It has long been the rule in the Oil & Gas industry that productive leases remain in effect so long as they are Producing in Paying Quantities (PPQ). Large lease holders figured out that a single productive well could hold hundreds or thousands of acres of land for decades. Shortly after World War II, a lawyer (Pugh) began including language in his leases to limit mineral owners being abused in this way. This practice caught on and expanded to including releases of depths beneath active production.

Properly drafted “Pugh clauses” allow portions of mineral leases to expire as to surface area or depths that are not timely developed by a lessee or operator. If a lease has effective Pugh Clauses then usually the lessee will have to release any acreage or depths not actively included in a drilling or pooled unit at any time after the Primary Term.

There are Vertical Pugh Clauses and Horizontal Pugh Clauses which have distinct meanings, but unfortunately those terms have been used interchangeably over the years, so their meanings differ depending on who is talking. To help restore clarity, at Bower PLLC we use the terms Surface Pugh and Depth Pugh.

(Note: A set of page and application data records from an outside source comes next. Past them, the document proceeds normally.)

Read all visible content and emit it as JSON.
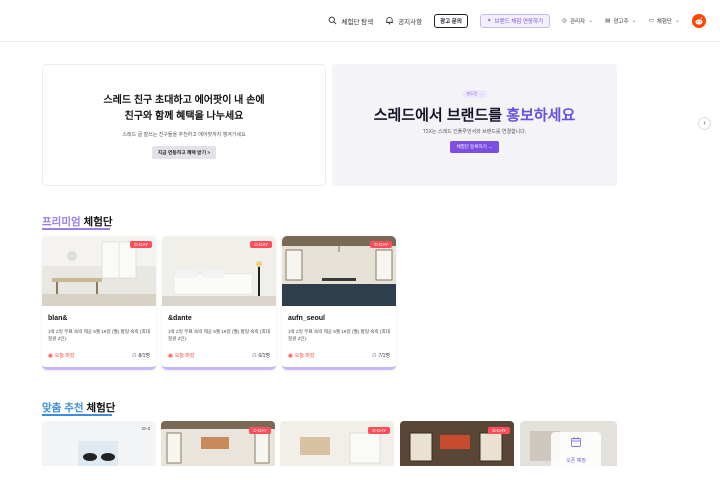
{
  "header": {
    "nav": {
      "search": "체험단 탐색",
      "notice": "공지사항",
      "ad_inquiry": "광고 문의",
      "brand_promo": "브랜드 체험 연동하기",
      "manager": "관리자",
      "advertiser": "광고주",
      "campaign": "체험단"
    }
  },
  "banner_left": {
    "line1": "스레드 친구 초대하고 에어팟이 내 손에",
    "line2": "친구와 함께 혜택을 나누세요",
    "desc": "스레드 글 잘쓰는 친구들을 추천하고 에어팟까지 챙겨가세요",
    "cta": "지금 연동하고 혜택 받기 >"
  },
  "banner_right": {
    "pill": "첫도전 →",
    "title_prefix": "스레드에서 브랜드를 ",
    "title_highlight": "홍보하세요",
    "sub": "T2X는 스레드 인플루언서와 브랜드를 연결합니다.",
    "cta": "체험단 등록하기 →"
  },
  "carousel_next": "›",
  "section_premium": {
    "accent": "프리미엄",
    "rest": " 체험단"
  },
  "section_custom": {
    "accent": "맞춤 추천",
    "rest": " 체험단"
  },
  "premium_cards": [
    {
      "badge": "D-DAY",
      "name": "blan&",
      "desc": "1박 2일 무료 숙박 제공 5월 19일 (월) 평일 숙박 (최대 정원 2인)",
      "deadline": "오늘 마감",
      "count": "8/1명"
    },
    {
      "badge": "D-DAY",
      "name": "&dante",
      "desc": "1박 2일 무료 숙박 제공 5월 19일 (월) 평일 숙박 (최대 정원 2인)",
      "deadline": "오늘 마감",
      "count": "6/1명"
    },
    {
      "badge": "D-DAY",
      "name": "aufn_seoul",
      "desc": "1박 2일 무료 숙박 제공 5월 19일 (월) 평일 숙박 (최대 정원 2인)",
      "deadline": "오늘 마감",
      "count": "7/1명"
    }
  ],
  "custom_cards": [
    {
      "badge": "D-4"
    },
    {
      "badge": "D-DAY"
    },
    {
      "badge": "D-DAY"
    },
    {
      "badge": "D-DAY"
    }
  ],
  "float_box": {
    "label": "오픈 예정"
  },
  "colors": {
    "accent": "#9a7bf0",
    "blue_accent": "#3c8dde",
    "dday": "#ff4d5a",
    "cta_purple": "#7c4ee4"
  }
}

The Surface Pugh clause is language which automatically reverts surface acreage not included in a productive drilling unit or pooled unit back to the mineral owner after the Primary Term. It creates a “use it or lose it” policy for the lessee or operator.

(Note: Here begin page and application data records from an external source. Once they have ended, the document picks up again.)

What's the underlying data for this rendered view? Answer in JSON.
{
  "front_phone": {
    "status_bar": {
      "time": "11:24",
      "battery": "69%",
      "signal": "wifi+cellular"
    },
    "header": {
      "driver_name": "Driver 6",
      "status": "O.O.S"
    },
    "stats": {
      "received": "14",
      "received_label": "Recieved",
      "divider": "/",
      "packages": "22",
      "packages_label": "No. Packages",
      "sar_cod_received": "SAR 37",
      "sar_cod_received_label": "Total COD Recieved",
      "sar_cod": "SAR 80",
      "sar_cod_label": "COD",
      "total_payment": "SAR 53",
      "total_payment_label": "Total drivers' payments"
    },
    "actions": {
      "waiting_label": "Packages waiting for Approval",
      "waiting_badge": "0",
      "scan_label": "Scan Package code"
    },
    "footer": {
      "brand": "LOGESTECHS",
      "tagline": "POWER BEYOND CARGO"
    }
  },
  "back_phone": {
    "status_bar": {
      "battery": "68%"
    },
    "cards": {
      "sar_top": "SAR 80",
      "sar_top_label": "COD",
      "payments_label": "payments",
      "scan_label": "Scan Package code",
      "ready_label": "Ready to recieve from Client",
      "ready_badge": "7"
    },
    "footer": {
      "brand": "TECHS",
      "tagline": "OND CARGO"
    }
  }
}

The Depth Pugh clause is language which automatically reverts depths below the deepest productive zone to the mineral owner. With the advent of horizontal drilling, this clause can also be drafted to release acreage above the actively producing zone(s). However, most vertical well operators will want to reserve the right to explore “up-pipe.”

At Bower PLLC we negotiate and draft leases on behalf of our clients. For mineral owners we include Pugh Clauses to make sure that acreage is properly explored or returned to the owner. Our E&P clients seek to have lease language that allows them to successfully complete their drilling program without overly burdensome release provision.

If you have questions about lease provisions, including the Pugh Clause, call Bower PLLC at 214-799-2142 or reach out to us using the contact form below.


This page was originally posted on 5/10/2018.